REQUIREMENT:
Report every line of the data where the string "Aims" appears.

---------- SUPPLIED MATERIAL

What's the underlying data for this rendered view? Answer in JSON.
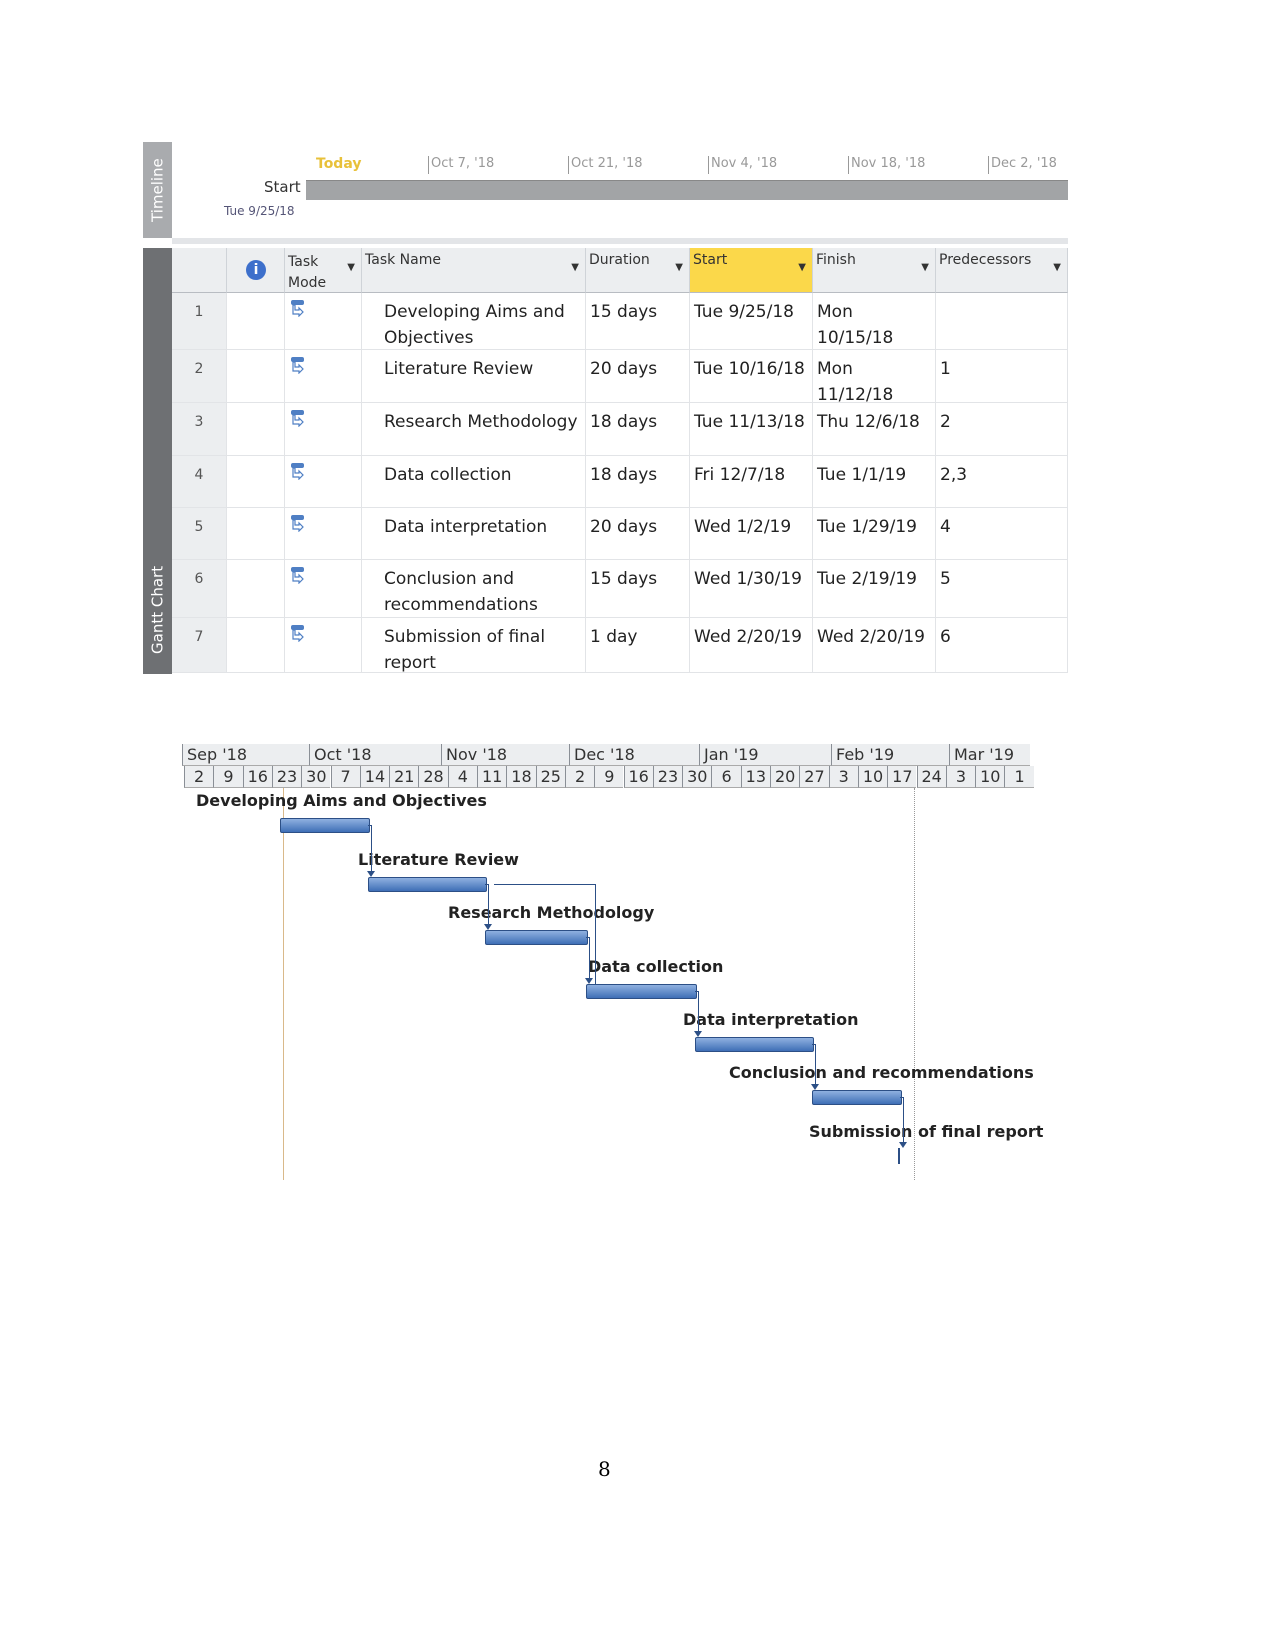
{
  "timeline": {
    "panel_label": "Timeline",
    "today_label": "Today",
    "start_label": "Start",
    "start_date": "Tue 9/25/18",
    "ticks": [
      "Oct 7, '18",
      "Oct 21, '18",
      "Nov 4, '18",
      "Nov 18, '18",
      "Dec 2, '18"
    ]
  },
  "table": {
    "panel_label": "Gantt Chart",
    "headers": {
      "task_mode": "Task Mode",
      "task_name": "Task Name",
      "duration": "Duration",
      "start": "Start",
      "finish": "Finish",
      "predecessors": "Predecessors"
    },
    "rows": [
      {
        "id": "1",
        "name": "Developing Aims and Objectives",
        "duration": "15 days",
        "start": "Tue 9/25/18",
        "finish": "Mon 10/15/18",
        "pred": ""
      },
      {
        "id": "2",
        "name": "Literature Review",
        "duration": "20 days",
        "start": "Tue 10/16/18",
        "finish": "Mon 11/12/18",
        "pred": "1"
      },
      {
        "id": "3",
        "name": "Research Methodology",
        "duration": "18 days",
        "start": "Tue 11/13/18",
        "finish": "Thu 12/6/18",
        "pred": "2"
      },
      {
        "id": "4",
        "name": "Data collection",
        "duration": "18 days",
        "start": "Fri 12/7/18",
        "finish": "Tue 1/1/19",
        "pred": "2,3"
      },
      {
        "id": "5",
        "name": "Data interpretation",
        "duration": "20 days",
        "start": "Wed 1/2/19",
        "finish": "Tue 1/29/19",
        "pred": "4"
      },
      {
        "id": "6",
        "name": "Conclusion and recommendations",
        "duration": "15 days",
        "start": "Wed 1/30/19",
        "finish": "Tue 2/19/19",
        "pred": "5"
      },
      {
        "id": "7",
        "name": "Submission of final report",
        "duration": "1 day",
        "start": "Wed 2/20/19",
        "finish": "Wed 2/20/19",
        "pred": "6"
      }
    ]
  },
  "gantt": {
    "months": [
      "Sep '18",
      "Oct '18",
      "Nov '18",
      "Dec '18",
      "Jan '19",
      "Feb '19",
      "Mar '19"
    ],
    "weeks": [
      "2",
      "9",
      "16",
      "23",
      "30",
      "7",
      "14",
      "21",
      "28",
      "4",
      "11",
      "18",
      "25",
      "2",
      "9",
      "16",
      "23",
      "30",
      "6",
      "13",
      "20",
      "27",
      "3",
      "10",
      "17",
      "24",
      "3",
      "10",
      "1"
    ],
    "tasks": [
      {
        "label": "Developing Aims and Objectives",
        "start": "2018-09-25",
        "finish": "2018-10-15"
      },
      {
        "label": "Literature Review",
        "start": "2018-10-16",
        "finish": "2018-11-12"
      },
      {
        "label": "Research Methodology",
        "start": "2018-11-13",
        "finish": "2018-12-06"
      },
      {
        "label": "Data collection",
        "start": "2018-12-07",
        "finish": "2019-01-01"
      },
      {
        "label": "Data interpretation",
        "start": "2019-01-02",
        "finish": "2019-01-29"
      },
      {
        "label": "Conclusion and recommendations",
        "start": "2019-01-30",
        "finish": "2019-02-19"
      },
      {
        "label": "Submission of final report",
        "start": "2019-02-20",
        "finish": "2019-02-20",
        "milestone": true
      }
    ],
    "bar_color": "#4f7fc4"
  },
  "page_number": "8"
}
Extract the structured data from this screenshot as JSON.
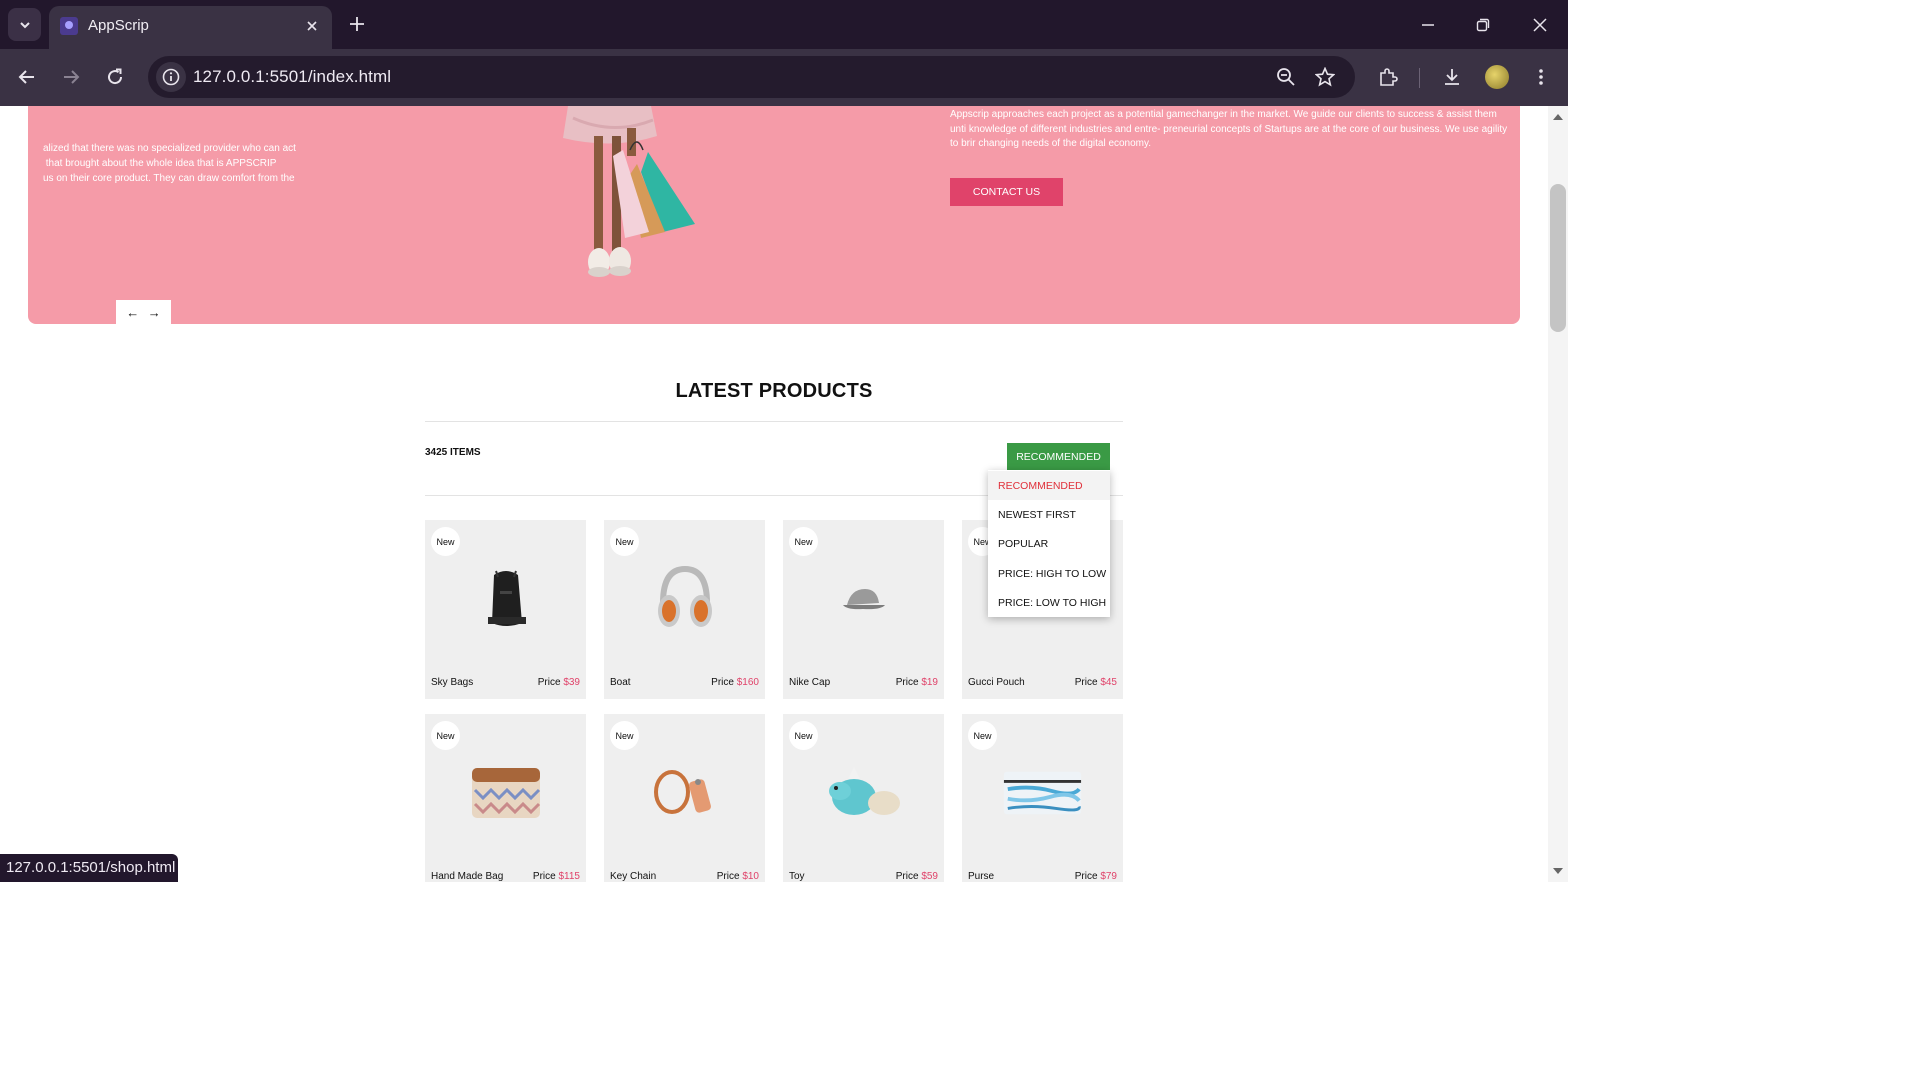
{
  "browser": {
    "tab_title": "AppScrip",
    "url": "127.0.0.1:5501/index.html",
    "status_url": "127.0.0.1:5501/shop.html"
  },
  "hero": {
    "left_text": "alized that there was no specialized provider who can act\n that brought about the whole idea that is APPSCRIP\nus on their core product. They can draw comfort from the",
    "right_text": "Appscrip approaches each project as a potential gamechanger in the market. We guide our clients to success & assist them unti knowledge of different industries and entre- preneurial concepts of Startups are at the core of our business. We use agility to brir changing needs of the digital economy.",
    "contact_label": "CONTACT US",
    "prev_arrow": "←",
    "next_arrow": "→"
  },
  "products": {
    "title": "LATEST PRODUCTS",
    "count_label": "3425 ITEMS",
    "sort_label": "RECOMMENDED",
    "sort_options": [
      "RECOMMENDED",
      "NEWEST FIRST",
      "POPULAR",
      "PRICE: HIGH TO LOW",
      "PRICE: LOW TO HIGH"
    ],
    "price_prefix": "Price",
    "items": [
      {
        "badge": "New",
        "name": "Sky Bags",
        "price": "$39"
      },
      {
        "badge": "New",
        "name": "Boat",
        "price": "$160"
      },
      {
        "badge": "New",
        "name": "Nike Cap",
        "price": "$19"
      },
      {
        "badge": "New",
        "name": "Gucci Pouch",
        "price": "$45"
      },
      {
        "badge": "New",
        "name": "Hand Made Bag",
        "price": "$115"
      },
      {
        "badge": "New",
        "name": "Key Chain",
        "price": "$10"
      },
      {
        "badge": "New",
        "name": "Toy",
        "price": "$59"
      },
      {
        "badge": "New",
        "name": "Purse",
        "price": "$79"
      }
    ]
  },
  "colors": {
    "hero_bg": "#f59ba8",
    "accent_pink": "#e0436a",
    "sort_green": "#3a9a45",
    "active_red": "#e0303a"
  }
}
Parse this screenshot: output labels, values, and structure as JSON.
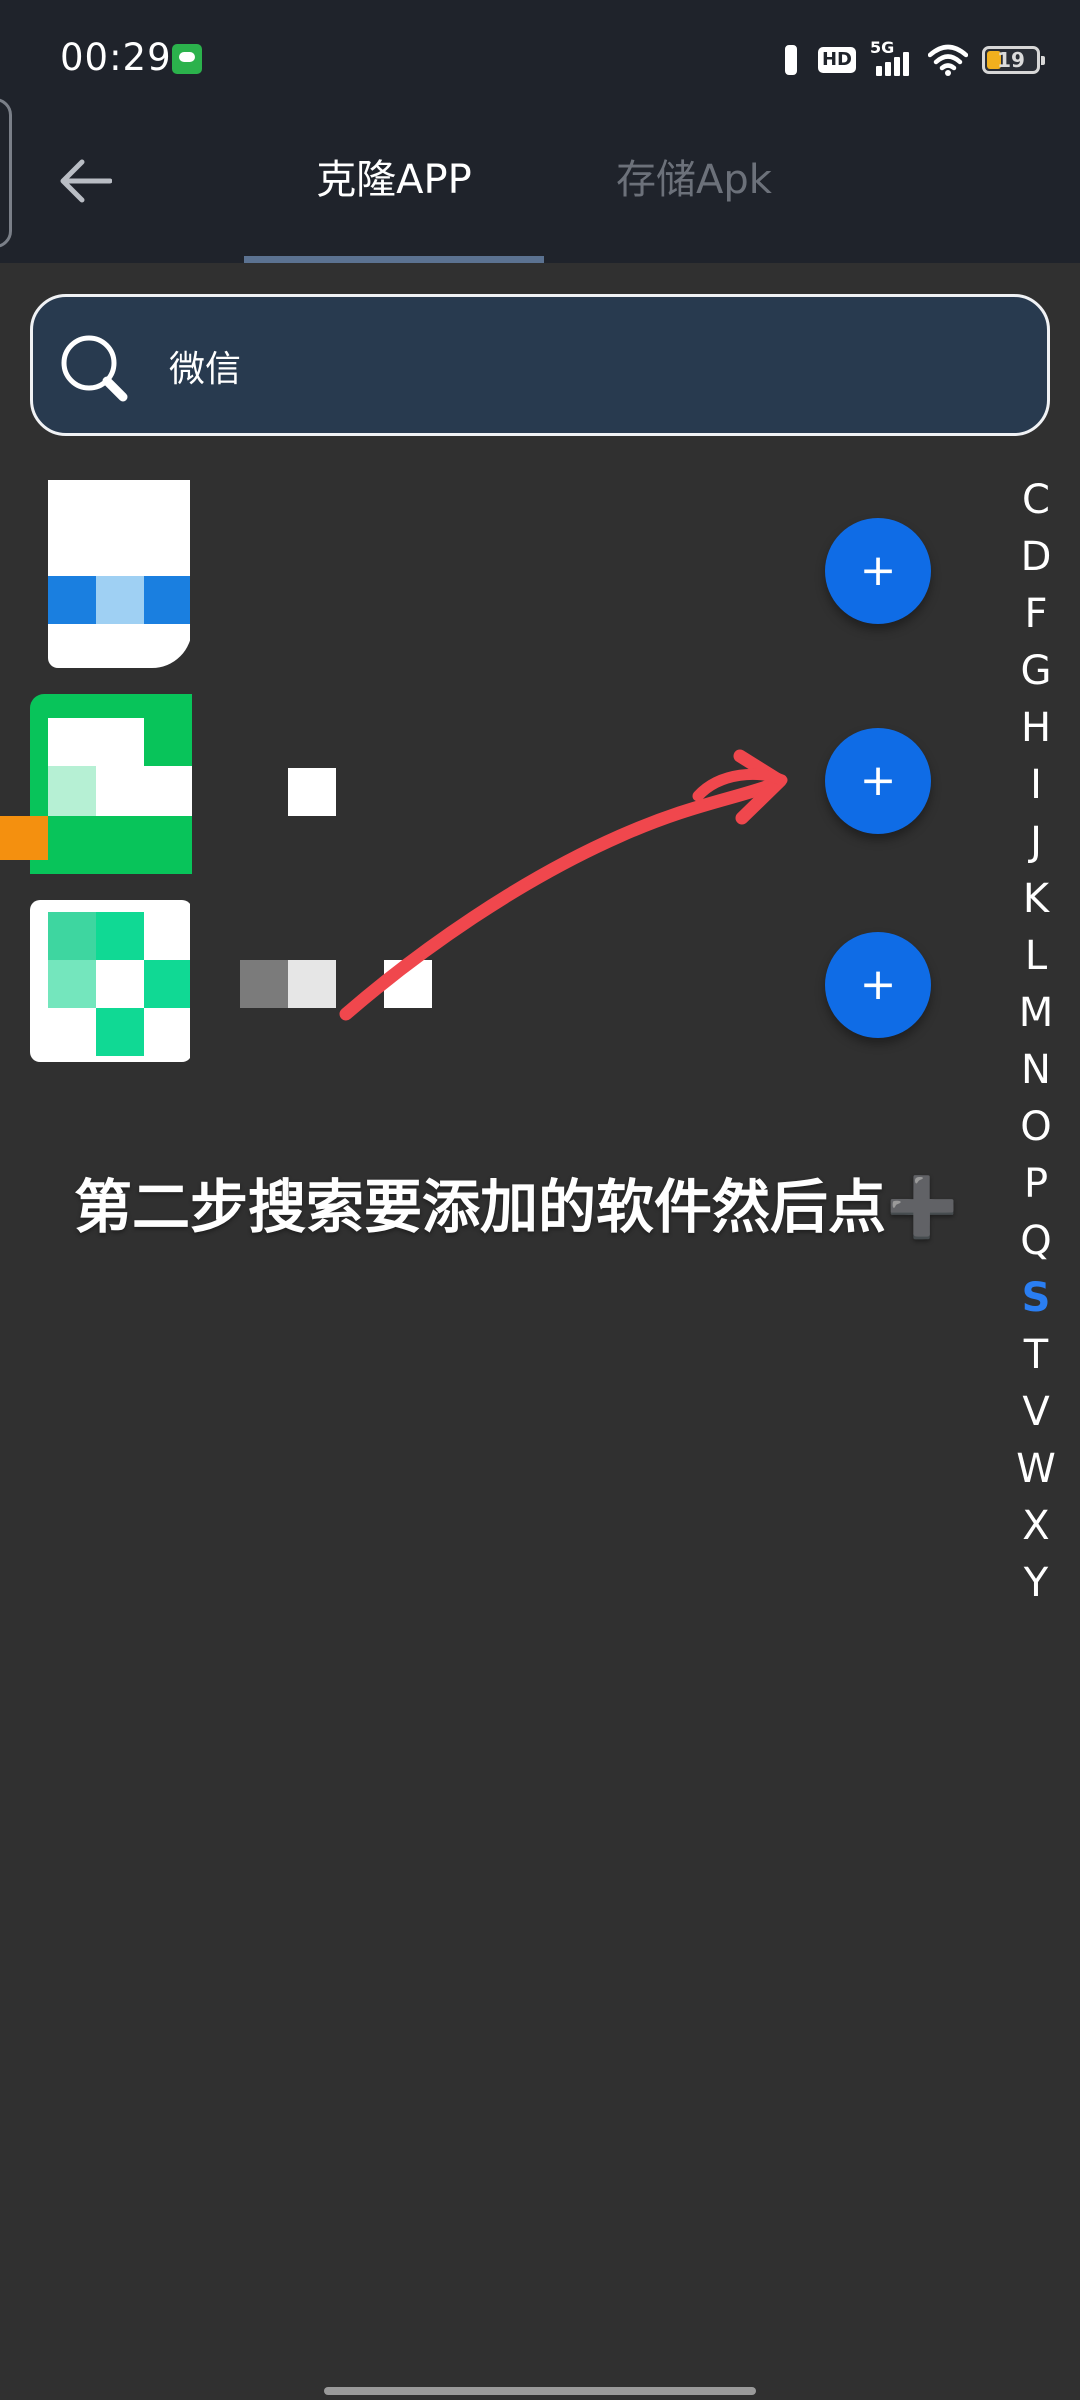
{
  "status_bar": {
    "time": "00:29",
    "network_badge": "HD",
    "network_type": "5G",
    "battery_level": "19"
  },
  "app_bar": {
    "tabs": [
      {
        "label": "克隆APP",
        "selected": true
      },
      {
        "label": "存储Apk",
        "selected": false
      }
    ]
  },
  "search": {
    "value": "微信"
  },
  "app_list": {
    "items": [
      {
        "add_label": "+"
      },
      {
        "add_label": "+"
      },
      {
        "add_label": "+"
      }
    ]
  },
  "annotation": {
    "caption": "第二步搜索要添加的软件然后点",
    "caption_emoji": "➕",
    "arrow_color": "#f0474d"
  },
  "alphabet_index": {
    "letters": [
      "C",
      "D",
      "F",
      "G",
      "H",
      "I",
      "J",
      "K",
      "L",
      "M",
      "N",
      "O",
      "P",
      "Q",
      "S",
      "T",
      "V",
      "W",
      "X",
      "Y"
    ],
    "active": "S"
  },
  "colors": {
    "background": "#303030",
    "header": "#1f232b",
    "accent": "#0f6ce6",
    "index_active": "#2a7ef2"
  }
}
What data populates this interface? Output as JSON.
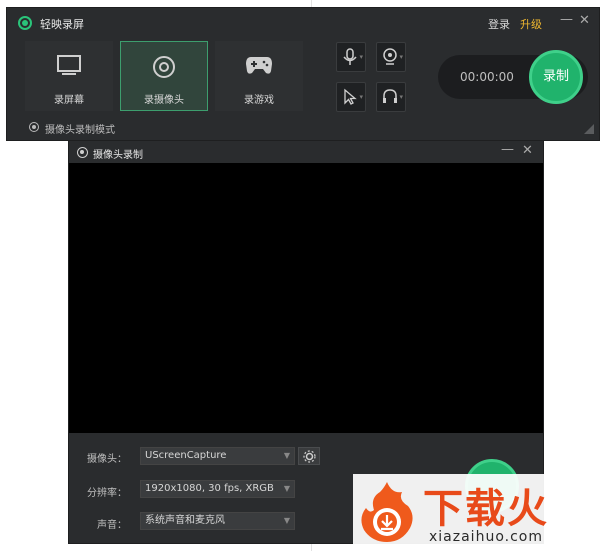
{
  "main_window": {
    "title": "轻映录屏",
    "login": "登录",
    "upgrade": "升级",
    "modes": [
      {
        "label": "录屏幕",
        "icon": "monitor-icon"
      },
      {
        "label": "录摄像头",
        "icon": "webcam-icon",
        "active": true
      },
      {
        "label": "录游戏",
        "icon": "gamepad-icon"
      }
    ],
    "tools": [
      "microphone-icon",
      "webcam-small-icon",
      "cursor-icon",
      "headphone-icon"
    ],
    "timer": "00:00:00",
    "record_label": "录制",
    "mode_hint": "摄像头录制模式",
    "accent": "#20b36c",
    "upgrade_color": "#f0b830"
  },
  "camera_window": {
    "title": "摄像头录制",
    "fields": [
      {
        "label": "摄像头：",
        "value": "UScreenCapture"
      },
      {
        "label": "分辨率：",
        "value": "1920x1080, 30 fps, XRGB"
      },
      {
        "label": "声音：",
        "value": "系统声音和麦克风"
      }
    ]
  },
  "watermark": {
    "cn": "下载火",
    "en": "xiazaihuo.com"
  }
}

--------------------

PROBLEM SOLUTION:
        "name": "Developing Aims and Objectives",
        "label": "Developing Aims and Objectives",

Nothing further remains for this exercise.